───── ENTRIES SUPPLIED ─────
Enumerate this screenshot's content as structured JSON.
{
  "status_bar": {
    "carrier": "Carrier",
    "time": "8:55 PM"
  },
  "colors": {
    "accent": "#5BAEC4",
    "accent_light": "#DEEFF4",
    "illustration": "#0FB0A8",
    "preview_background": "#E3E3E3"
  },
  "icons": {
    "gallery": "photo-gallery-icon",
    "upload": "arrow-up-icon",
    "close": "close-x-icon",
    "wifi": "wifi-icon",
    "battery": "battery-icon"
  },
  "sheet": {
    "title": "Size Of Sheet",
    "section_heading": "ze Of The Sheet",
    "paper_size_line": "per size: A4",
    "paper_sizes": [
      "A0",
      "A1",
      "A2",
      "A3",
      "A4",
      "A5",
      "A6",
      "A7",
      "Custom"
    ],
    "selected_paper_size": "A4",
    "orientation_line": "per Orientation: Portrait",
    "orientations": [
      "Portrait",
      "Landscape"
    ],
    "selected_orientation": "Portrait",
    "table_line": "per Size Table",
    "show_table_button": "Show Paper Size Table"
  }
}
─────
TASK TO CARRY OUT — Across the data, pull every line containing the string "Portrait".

SOLUTION TO THIS TASK —
    "orientation_line": "per Orientation: Portrait",
      "Portrait",
    "selected_orientation": "Portrait",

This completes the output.